*** Opening Excerpted data ***

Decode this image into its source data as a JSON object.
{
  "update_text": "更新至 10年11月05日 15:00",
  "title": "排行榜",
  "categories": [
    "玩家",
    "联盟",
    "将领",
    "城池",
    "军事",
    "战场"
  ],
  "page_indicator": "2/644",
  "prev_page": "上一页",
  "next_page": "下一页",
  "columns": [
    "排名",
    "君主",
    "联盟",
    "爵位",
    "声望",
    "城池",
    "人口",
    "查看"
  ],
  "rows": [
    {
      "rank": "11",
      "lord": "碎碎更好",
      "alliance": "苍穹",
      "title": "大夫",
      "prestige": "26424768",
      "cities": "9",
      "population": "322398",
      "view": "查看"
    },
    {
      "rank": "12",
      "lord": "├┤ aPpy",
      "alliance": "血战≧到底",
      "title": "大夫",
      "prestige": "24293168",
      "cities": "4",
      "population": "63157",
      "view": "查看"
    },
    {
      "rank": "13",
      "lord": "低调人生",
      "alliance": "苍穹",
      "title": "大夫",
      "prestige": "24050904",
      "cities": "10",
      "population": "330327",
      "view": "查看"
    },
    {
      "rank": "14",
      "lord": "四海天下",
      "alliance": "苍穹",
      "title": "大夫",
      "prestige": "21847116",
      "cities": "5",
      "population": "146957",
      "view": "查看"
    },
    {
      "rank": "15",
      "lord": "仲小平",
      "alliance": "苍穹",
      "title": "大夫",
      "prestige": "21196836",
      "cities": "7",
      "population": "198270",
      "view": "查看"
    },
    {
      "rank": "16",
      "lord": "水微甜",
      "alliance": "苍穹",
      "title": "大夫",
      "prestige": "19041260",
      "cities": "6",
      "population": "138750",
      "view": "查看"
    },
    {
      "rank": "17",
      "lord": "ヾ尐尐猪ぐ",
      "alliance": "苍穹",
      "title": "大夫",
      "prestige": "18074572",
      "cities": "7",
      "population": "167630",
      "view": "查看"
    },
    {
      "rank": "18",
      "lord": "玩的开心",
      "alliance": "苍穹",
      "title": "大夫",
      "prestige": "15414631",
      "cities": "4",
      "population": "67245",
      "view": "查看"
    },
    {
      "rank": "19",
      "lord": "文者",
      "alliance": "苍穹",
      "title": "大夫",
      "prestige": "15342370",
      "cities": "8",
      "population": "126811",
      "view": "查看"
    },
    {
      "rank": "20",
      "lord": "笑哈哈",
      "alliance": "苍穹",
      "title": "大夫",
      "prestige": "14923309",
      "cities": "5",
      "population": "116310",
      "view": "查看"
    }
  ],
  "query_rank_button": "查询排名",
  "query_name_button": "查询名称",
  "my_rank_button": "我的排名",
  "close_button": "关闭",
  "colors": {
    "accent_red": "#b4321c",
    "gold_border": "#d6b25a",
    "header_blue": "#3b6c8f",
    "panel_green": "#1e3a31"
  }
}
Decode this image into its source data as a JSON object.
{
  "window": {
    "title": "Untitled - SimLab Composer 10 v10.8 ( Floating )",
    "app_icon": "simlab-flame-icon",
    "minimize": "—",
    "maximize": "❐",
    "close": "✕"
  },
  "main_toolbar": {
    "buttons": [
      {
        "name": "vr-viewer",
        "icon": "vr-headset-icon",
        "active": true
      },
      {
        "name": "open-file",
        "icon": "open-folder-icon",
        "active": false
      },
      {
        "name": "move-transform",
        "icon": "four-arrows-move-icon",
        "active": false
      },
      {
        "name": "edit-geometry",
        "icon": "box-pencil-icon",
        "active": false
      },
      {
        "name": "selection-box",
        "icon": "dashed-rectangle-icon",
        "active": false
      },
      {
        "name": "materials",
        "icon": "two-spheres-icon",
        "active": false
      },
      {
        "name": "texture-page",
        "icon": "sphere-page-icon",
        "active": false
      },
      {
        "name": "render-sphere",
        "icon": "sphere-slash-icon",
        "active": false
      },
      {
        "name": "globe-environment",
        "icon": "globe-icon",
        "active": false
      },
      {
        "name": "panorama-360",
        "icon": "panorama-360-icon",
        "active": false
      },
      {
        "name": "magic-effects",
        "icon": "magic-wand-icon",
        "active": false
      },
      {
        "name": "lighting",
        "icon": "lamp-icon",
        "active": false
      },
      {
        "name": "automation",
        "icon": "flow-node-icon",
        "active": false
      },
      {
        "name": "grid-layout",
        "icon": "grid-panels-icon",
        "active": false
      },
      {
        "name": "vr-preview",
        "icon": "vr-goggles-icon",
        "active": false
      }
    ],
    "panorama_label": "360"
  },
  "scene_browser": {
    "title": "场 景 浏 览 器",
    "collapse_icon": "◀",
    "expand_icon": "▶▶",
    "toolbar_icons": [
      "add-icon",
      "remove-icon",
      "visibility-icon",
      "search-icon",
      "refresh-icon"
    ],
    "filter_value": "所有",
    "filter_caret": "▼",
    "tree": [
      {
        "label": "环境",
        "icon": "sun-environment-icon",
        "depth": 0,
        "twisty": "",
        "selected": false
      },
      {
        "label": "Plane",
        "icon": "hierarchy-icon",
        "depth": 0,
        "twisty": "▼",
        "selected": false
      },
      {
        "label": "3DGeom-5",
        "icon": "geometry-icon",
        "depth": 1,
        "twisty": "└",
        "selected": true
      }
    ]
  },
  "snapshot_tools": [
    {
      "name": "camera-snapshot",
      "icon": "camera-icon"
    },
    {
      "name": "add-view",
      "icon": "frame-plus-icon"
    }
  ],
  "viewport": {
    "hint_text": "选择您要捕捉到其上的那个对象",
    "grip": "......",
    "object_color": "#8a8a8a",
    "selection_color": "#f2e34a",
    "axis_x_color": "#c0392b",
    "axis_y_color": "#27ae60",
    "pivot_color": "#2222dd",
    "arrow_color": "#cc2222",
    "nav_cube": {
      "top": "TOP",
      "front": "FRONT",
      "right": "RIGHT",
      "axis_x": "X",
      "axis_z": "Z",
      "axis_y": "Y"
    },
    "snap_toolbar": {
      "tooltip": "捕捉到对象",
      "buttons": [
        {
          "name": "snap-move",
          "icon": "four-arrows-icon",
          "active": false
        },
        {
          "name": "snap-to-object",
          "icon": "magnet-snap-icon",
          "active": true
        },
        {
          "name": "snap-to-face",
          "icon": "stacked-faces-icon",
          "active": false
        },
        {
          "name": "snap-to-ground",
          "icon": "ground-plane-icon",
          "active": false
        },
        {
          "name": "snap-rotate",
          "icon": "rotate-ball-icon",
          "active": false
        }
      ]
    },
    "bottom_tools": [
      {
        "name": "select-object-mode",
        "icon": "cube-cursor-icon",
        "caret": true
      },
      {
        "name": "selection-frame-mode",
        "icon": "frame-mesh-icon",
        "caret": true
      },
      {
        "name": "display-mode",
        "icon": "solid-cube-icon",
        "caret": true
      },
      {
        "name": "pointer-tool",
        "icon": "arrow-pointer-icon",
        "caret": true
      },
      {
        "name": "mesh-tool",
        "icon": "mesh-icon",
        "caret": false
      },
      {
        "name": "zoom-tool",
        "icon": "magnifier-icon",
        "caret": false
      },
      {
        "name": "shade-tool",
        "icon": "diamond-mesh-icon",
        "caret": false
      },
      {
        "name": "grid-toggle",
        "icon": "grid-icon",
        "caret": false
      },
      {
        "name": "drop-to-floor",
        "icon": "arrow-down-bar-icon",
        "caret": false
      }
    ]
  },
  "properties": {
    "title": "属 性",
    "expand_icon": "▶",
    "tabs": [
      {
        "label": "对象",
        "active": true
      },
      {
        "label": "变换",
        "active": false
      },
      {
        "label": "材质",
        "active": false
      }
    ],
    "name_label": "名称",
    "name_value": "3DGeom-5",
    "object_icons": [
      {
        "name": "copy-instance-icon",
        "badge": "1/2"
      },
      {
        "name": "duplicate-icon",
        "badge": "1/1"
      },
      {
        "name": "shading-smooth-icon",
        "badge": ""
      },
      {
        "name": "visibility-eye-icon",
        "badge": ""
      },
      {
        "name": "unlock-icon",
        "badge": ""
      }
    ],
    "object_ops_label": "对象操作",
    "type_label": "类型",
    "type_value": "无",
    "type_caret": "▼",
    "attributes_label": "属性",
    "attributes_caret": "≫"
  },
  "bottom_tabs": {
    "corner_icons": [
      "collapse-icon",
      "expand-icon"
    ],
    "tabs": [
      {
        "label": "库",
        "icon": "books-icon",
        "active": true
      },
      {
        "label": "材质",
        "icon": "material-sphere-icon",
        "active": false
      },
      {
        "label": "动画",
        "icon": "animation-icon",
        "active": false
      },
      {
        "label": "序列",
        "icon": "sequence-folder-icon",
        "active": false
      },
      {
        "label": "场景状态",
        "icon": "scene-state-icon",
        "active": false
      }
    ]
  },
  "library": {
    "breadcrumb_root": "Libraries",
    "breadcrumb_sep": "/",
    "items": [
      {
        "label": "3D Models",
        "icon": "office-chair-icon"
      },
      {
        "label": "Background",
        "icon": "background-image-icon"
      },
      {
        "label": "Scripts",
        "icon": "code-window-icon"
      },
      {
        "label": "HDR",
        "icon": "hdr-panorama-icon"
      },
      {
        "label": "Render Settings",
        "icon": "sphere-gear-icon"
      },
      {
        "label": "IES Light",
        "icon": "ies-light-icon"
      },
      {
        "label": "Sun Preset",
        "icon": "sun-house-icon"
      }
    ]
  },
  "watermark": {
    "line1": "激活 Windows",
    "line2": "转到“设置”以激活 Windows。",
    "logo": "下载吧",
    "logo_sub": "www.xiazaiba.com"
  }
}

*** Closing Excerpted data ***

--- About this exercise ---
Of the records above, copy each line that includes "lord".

--- Answer to this exercise ---
      "lord": "碎碎更好",
      "lord": "├┤ aPpy",
      "lord": "低调人生",
      "lord": "四海天下",
      "lord": "仲小平",
      "lord": "水微甜",
      "lord": "ヾ尐尐猪ぐ",
      "lord": "玩的开心",
      "lord": "文者",
      "lord": "笑哈哈",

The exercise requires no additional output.